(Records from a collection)
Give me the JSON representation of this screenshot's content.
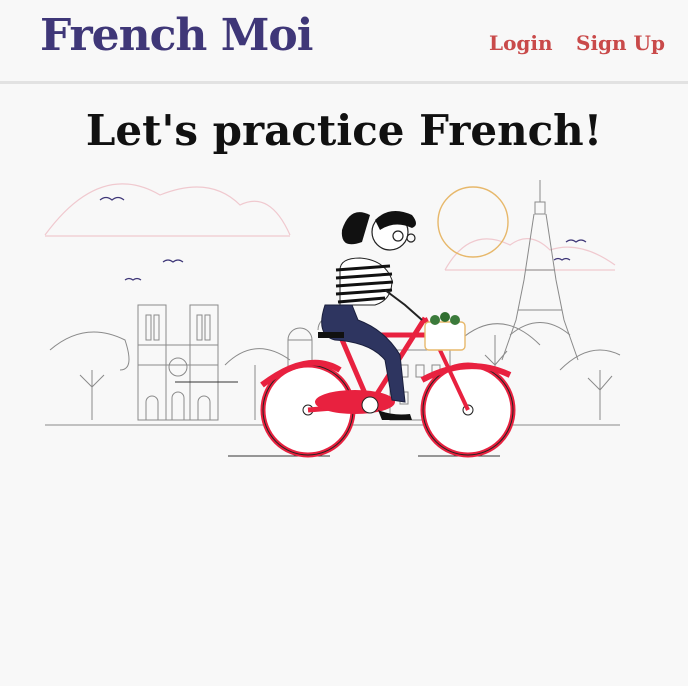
{
  "header": {
    "logo": "French Moi",
    "login_label": "Login",
    "signup_label": "Sign Up"
  },
  "main": {
    "title": "Let's practice French!"
  },
  "colors": {
    "brand": "#3f3778",
    "accent": "#c94a4a",
    "bike": "#e8213f"
  }
}
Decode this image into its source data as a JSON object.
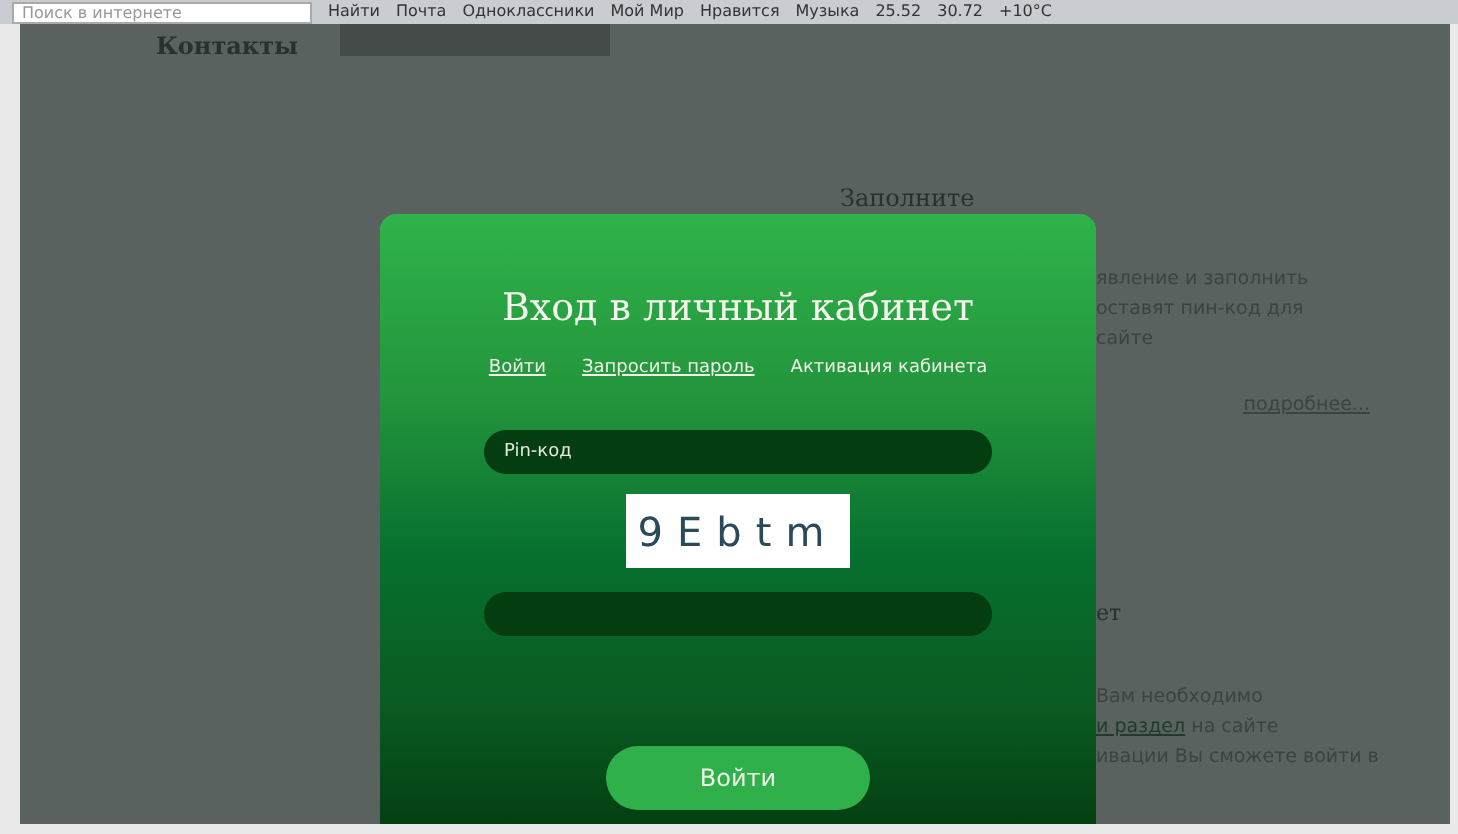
{
  "browser_toolbar": {
    "search_placeholder": "Поиск в интернете",
    "search_button": "Найти",
    "links": [
      "Почта",
      "Одноклассники",
      "Мой Мир",
      "Нравится",
      "Музыка",
      "25.52",
      "30.72",
      "+10°C"
    ]
  },
  "background_page": {
    "nav_item": "Контакты",
    "heading": "Заполните",
    "paragraph_1": [
      "явление и заполнить",
      "оставят пин-код для",
      "сайте"
    ],
    "more_link": "подробнее...",
    "heading_2": "ет",
    "paragraph_2": [
      {
        "text": "Вам необходимо"
      },
      {
        "link": "и раздел",
        "text": " на сайте"
      },
      {
        "text": "ивации Вы сможете войти в"
      }
    ]
  },
  "modal": {
    "title": "Вход в личный кабинет",
    "tabs": [
      {
        "label": "Войти",
        "selected": false
      },
      {
        "label": "Запросить пароль",
        "selected": false
      },
      {
        "label": "Активация кабинета",
        "selected": true
      }
    ],
    "pin_field": {
      "placeholder": "Pin-код"
    },
    "captcha": "9Ebtm",
    "submit": "Войти"
  }
}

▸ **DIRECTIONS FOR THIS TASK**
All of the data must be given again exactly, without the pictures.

▸ **REPLY**
Give me the JSON representation of this screenshot's content.
{
  "header": {
    "logo": "French Moi",
    "login_label": "Login",
    "signup_label": "Sign Up"
  },
  "main": {
    "title": "Let's practice French!"
  },
  "colors": {
    "brand": "#3f3778",
    "accent": "#c94a4a",
    "bike": "#e8213f"
  }
}
Decode this image into its source data as a JSON object.
{
  "browser_toolbar": {
    "search_placeholder": "Поиск в интернете",
    "search_button": "Найти",
    "links": [
      "Почта",
      "Одноклассники",
      "Мой Мир",
      "Нравится",
      "Музыка",
      "25.52",
      "30.72",
      "+10°C"
    ]
  },
  "background_page": {
    "nav_item": "Контакты",
    "heading": "Заполните",
    "paragraph_1": [
      "явление и заполнить",
      "оставят пин-код для",
      "сайте"
    ],
    "more_link": "подробнее...",
    "heading_2": "ет",
    "paragraph_2": [
      {
        "text": "Вам необходимо"
      },
      {
        "link": "и раздел",
        "text": " на сайте"
      },
      {
        "text": "ивации Вы сможете войти в"
      }
    ]
  },
  "modal": {
    "title": "Вход в личный кабинет",
    "tabs": [
      {
        "label": "Войти",
        "selected": false
      },
      {
        "label": "Запросить пароль",
        "selected": false
      },
      {
        "label": "Активация кабинета",
        "selected": true
      }
    ],
    "pin_field": {
      "placeholder": "Pin-код"
    },
    "captcha": "9Ebtm",
    "submit": "Войти"
  }
}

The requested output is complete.